As part of the pilot program with the Library of Congress, Flickr has launched a new tagging initiative called The Commons. The Commons encourages people to help describe the historical photos being added to Flickr by institutions like the Library of Congress by tagging them or commenting on them.
"From the Librarys perspective, this pilot project is a statement about the power of the Web and user communities to help people better acquire information, knowledge and -- most importantly -- wisdom," said Matt Raymond, the LoC's blogger-in-chief. "One of our goals, frankly, is to learn as much as we can about that power simply through the process of making constructive use of it."
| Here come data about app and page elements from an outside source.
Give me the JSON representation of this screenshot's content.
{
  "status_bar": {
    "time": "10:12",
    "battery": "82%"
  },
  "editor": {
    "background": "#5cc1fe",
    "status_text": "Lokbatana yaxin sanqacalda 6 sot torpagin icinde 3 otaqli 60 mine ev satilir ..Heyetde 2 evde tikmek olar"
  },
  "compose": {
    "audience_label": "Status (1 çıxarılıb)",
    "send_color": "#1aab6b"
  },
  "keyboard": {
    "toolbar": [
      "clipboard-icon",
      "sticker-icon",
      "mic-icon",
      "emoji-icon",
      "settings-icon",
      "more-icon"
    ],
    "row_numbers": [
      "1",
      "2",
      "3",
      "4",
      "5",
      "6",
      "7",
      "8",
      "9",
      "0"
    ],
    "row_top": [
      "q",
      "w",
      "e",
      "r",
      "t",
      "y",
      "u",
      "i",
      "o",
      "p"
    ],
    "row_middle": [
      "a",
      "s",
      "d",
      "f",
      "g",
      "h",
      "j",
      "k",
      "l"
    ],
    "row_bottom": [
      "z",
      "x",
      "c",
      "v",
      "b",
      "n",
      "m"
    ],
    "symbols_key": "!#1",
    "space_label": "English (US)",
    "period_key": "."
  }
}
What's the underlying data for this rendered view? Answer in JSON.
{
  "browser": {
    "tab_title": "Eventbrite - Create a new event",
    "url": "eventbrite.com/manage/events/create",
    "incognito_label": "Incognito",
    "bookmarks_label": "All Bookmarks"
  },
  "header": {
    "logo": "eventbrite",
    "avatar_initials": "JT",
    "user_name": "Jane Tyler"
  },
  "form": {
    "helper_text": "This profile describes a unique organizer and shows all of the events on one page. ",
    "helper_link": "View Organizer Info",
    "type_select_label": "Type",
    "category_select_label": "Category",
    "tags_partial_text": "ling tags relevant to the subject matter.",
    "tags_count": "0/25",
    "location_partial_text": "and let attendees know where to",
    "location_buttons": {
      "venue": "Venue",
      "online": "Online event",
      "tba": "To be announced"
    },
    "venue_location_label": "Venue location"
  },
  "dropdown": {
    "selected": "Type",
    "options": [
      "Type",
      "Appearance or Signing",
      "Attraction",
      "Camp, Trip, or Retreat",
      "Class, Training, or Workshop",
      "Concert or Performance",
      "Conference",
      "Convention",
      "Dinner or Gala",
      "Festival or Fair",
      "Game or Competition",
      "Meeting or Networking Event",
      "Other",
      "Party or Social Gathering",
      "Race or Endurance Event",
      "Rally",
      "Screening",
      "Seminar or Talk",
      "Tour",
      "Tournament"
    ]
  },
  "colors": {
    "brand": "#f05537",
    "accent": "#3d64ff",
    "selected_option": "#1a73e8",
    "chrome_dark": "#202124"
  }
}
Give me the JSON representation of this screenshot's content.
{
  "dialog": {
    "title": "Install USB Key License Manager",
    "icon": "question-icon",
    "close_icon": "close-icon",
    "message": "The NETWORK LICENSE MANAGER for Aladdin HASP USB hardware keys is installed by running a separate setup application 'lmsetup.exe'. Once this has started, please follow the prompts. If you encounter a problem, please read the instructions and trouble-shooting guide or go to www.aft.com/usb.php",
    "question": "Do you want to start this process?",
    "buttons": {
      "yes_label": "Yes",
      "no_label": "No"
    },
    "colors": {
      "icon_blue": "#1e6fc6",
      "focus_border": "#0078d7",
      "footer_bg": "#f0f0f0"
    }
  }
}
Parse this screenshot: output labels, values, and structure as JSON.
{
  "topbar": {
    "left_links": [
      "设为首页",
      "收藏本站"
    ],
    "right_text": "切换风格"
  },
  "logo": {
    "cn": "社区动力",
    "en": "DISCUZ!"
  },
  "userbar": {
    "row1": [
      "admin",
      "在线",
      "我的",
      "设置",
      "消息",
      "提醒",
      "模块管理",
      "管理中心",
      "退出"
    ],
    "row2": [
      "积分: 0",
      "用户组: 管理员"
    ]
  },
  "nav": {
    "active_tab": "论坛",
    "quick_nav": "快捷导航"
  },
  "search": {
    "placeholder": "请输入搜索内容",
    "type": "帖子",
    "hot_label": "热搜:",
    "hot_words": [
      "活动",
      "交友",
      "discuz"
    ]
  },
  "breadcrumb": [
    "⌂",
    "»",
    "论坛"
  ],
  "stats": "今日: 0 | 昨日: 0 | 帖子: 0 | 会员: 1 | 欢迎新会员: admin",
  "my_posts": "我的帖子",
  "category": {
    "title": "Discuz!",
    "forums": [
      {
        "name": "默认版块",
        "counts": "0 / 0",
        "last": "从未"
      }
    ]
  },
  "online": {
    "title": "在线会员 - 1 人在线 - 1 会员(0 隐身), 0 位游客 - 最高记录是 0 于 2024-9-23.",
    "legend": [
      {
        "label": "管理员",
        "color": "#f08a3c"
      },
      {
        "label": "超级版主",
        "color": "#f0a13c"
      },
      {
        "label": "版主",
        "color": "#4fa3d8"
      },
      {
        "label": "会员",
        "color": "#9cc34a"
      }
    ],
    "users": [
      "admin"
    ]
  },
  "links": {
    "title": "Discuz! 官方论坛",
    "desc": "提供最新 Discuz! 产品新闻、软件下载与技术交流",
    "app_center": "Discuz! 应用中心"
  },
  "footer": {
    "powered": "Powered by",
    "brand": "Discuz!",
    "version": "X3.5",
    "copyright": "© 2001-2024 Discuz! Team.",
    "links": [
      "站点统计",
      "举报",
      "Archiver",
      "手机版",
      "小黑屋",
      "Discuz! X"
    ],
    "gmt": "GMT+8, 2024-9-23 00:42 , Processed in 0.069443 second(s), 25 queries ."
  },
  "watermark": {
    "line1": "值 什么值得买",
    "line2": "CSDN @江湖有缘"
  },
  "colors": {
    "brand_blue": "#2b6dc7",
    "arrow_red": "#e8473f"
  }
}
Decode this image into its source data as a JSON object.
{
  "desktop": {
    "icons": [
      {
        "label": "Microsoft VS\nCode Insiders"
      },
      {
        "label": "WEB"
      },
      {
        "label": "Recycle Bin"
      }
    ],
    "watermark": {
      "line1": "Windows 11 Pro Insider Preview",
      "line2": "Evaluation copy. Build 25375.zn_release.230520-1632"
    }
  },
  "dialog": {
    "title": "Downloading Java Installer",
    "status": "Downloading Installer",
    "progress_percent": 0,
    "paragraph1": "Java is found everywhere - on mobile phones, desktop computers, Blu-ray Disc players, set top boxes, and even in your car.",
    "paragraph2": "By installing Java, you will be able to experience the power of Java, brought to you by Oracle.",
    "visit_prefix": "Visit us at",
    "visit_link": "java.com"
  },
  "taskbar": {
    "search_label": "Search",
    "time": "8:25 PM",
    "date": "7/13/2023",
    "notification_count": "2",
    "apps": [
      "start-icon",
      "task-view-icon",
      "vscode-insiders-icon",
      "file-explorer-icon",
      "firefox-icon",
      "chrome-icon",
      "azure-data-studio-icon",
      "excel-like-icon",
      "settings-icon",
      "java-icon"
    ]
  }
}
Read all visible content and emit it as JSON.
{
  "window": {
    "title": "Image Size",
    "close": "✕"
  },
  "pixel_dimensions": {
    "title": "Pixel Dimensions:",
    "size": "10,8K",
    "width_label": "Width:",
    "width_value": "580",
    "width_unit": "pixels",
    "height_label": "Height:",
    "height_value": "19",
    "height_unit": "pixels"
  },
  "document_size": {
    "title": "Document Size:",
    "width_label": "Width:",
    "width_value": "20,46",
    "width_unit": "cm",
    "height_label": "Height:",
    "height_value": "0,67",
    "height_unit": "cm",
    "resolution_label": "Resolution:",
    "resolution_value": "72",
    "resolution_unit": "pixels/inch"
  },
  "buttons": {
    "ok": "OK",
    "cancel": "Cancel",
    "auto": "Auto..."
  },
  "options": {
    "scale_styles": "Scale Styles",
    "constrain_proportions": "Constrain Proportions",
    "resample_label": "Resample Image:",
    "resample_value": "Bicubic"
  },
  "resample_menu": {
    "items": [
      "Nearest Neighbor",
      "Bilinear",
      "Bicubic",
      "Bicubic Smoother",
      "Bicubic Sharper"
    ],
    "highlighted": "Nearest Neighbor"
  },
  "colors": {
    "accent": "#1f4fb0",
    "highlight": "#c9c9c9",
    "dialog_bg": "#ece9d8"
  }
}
The photos, which are already available on the Library's photo and prints page (along with over 1 million others), may not be on Flickr permanently. The length of the pilot program will be determined by the amount of interest and activity shown by Flickr users, according to the LoC.
According to George Oates, at Flickr, the pilot program with the Library has two main goals, "firstly, to increase exposure to the amazing content currently held in the public collections of civic institutions around the world, and secondly, to facilitate the collection of general knowledge about these collections, with the hope that this information can feed back into the catalogues, making them richer and easier to search."
Flickr also said today that the site now houses over 20 million tags which help to power the search function of the site.